Home buyers are no longer content with a roof above their head, or a space they can call their own. They are approaching the entire purchase process with the mindset of an investor. Even as they are looking at comfort and other amenities, their sights are fixed on the appreciation potential.
The countryís real estate market is also witnessing the rise of a new class of customers: double income couples who form a significant proportion of second home investors.
Even as this new class has taken to calculating risks against returns, it is usually family elders, friends and local brokers whom they turn to for advice. Decisions are based on limited information, gut feel or some tip about possible returns. Basing oneís decision on such supposedly time-tested strategies could result in a bad investment.
As an investor, one should remember that the realty sector is no different from any other investment avenue, and professional guideposts can help one identify good investments and also give a framework to base oneís decision.

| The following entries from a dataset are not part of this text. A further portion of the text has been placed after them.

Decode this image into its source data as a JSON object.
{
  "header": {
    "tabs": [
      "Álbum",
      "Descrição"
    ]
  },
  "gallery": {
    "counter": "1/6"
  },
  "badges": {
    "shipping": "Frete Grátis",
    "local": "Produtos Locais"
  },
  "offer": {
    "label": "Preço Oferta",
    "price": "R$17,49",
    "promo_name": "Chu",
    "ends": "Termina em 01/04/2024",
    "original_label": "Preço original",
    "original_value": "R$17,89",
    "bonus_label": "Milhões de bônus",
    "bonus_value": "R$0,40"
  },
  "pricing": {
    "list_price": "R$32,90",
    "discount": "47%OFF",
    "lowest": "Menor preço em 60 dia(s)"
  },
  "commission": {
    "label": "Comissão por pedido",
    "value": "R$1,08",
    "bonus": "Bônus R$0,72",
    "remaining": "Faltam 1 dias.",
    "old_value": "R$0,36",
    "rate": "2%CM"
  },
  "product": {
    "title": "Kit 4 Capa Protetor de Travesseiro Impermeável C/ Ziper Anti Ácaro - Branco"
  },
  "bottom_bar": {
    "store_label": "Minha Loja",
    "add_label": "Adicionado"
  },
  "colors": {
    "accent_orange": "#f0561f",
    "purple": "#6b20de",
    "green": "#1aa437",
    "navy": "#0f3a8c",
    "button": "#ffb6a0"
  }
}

The Demand Drivers
The demand for residential units in India has surpassed the limited supply a decade ago. This continued shortfall has translated into property prices going out of reach of the average buyers in most metros. However, demand keeps increasing. As a result, two trends have surfaced over the last several months. One, due to non-affordability, significant demands have shifted to Tier-II and Tier-III cities, which has turned them into locations that could potentially yield good returns. Second, prices began to stabilise at the higher level in metros but with a strong basis for further appreciation in some pockets due to high demand.
These cities also have other demand-raising and hence price-hiking drivers such as on going and planned projects in infrastructure, a growing service sector, manufacturing base, huge business investments and employment-generating opportunities.
The heightened economic activity in these regions could make them hot-spots for for the next wave of real estate investment. Compared to the ever-ballooning demand the supply is marginal at present. This widening gap that is not being filled fast enough, explains the slow but steady rise in property prices across all segments.
According to a report by the Ministry of Housing and